WHAT THE TASK ASKS ->
The answer is the full listing below, copied exactly, with its pictures omitted.

DATA FOR PROCESSING ->

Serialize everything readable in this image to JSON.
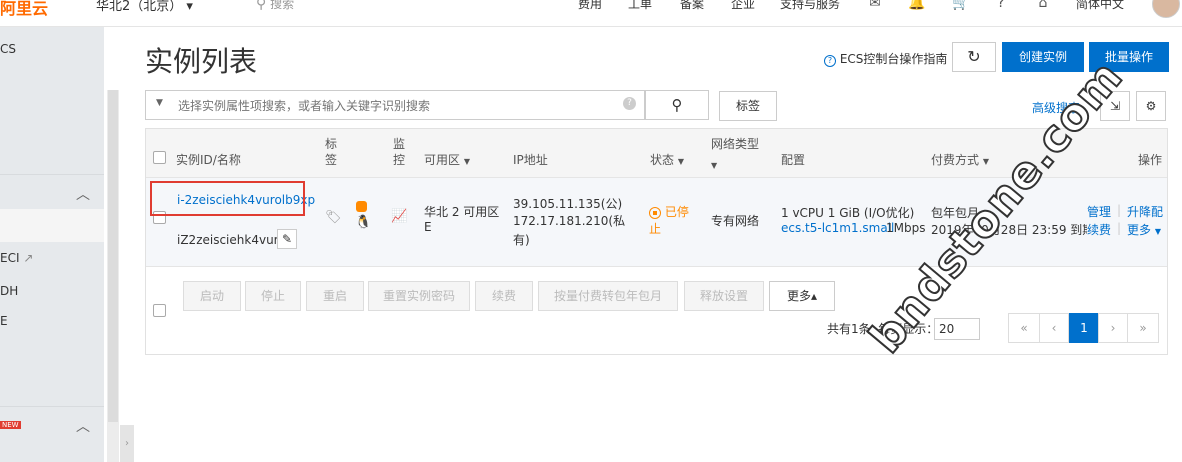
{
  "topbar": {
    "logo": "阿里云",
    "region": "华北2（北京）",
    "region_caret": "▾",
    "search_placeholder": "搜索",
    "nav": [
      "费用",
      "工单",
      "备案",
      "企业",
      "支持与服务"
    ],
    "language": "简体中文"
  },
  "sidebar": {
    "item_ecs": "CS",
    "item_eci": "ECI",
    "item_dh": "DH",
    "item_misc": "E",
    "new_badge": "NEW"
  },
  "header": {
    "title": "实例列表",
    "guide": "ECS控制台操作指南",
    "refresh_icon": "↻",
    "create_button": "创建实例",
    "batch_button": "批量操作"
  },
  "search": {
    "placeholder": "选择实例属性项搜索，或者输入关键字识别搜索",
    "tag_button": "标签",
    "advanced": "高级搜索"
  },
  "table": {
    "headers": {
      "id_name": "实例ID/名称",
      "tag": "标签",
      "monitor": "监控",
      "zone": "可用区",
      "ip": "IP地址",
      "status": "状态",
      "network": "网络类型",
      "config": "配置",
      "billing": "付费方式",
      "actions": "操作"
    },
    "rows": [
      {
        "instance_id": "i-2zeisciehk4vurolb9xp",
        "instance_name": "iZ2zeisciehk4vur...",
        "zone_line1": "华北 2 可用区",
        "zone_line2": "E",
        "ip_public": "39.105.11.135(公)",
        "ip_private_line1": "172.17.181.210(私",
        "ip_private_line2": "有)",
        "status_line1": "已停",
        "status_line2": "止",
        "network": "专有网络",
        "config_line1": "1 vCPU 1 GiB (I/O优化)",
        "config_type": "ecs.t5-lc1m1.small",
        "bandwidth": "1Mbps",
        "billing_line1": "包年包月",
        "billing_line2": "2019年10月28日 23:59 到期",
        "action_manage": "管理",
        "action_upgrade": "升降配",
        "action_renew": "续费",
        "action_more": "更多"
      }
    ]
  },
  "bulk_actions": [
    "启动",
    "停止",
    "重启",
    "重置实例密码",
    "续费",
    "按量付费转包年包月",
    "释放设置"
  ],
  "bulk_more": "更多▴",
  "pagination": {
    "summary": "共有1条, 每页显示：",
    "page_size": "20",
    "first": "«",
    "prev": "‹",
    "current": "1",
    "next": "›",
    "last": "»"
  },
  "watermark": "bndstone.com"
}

OUTPUT FOR THIS EXERCISE ->
Serialize everything readable in this image to JSON.
{
  "topbar": {
    "logo": "阿里云",
    "region": "华北2（北京）",
    "region_caret": "▾",
    "search_placeholder": "搜索",
    "nav": [
      "费用",
      "工单",
      "备案",
      "企业",
      "支持与服务"
    ],
    "language": "简体中文"
  },
  "sidebar": {
    "item_ecs": "CS",
    "item_eci": "ECI",
    "item_dh": "DH",
    "item_misc": "E",
    "new_badge": "NEW"
  },
  "header": {
    "title": "实例列表",
    "guide": "ECS控制台操作指南",
    "refresh_icon": "↻",
    "create_button": "创建实例",
    "batch_button": "批量操作"
  },
  "search": {
    "placeholder": "选择实例属性项搜索，或者输入关键字识别搜索",
    "tag_button": "标签",
    "advanced": "高级搜索"
  },
  "table": {
    "headers": {
      "id_name": "实例ID/名称",
      "tag": "标签",
      "monitor": "监控",
      "zone": "可用区",
      "ip": "IP地址",
      "status": "状态",
      "network": "网络类型",
      "config": "配置",
      "billing": "付费方式",
      "actions": "操作"
    },
    "rows": [
      {
        "instance_id": "i-2zeisciehk4vurolb9xp",
        "instance_name": "iZ2zeisciehk4vur...",
        "zone_line1": "华北 2 可用区",
        "zone_line2": "E",
        "ip_public": "39.105.11.135(公)",
        "ip_private_line1": "172.17.181.210(私",
        "ip_private_line2": "有)",
        "status_line1": "已停",
        "status_line2": "止",
        "network": "专有网络",
        "config_line1": "1 vCPU 1 GiB (I/O优化)",
        "config_type": "ecs.t5-lc1m1.small",
        "bandwidth": "1Mbps",
        "billing_line1": "包年包月",
        "billing_line2": "2019年10月28日 23:59 到期",
        "action_manage": "管理",
        "action_upgrade": "升降配",
        "action_renew": "续费",
        "action_more": "更多"
      }
    ]
  },
  "bulk_actions": [
    "启动",
    "停止",
    "重启",
    "重置实例密码",
    "续费",
    "按量付费转包年包月",
    "释放设置"
  ],
  "bulk_more": "更多▴",
  "pagination": {
    "summary": "共有1条, 每页显示：",
    "page_size": "20",
    "first": "«",
    "prev": "‹",
    "current": "1",
    "next": "›",
    "last": "»"
  },
  "watermark": "bndstone.com"
}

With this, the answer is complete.